CoinDesk reports that since becoming an independent democratic nation in 1979, the Republic of the Marshall Islands has used the US dollar as money. However, as of 4 September they are progressing with their plan to issue a sovereign currency in digital form – using blockchain technology. The decision was based upon several criteria: the currency would be based on blockchain technology, the growth of their money supply would be predetermined and tamper proof, and compliance could be met while individual’s privacy is kept. This move comes as a result of the Marshall Islands’ exploration into methods of enhancing its connectivity to the international financial systems and they intend to “grasp [the] opportunity, innovatively and responsibly.”
Scams, Sanctions and Suspicious Activity

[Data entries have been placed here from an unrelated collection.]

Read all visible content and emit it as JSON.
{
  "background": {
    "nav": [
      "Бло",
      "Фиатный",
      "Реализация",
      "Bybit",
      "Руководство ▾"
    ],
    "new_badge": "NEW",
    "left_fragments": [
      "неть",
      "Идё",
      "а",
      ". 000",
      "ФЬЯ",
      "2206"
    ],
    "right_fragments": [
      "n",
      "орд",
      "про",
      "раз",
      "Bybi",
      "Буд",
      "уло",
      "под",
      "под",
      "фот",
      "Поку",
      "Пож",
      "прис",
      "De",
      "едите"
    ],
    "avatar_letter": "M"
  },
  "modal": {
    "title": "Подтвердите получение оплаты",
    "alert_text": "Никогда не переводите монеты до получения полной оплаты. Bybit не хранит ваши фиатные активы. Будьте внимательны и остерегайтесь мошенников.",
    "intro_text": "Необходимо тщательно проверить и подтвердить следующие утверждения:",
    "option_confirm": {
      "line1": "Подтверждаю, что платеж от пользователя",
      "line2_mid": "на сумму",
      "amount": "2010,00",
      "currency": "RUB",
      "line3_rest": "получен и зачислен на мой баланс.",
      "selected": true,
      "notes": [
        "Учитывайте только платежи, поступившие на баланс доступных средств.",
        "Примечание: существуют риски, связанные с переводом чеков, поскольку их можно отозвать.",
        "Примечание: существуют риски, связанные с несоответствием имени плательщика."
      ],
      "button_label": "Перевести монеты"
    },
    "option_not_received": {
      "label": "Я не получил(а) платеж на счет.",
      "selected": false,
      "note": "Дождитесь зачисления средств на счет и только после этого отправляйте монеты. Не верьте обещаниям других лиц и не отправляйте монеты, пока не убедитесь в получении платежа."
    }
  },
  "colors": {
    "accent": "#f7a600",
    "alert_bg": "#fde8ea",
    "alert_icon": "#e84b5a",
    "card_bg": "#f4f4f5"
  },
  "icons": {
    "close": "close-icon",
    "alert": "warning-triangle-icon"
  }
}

A federal grand jury indictment of a former Amazon software engineer accused of breaching Capital One’s data servers reveals instances of crypto-jacking at the heart of her scheme. CoinDesk reports that between March and July 2019, Paige Thompson accessed at least 30 institutions’ servers managed by an unnamed cloud computing company, compromising at least 100 million customer accounts.
Five men have been arrested in India for allegedly torturing the head of a failed $62.5 million Bitcoin investment scheme to death. The victim was later identified as Abdul Shakoor. CoinTelegraph writes that he was reported to have overseen a network of teams that collected money from investors across various regions — to the tune of 450 crore rupees ($62 million), however fled after the business failed.
Neil Wals, chief of the United Nations Office on Drugs and Crime Global Cybercrime Program, warned that cryptocurrencies have made combating money laundering significantly harder. Wals expressed the idea that criminals using crypto assets include global child sexual exploitation networks, which he says are more widespread than much of the public understands. He believes that cryptocurrencies add a layer of secrecy, which can facilitate crime. His opinion was made public following a statement by Steven Mnuchin where he revealed that government agencies will be preventing Bitcoin and other cryptocurrencies from becoming an “equivalent of Swiss-numbered bank accounts.
Bulls & Bears of the week
Apparently, dead men tell no tales, but they send bonded couriers – Magistrate Judge Bruce Reinhart, who attacked Craig White’s excuse for not releasing his bitcoins because they are tied up in the “Tulip Trust”
"It’s possible that investors are selling off now to insulate themselves from greater losses in the coming days.” – Simon Peters, an analyst at online trading platform, eToro – explaining the recent dip in Bitcoin trading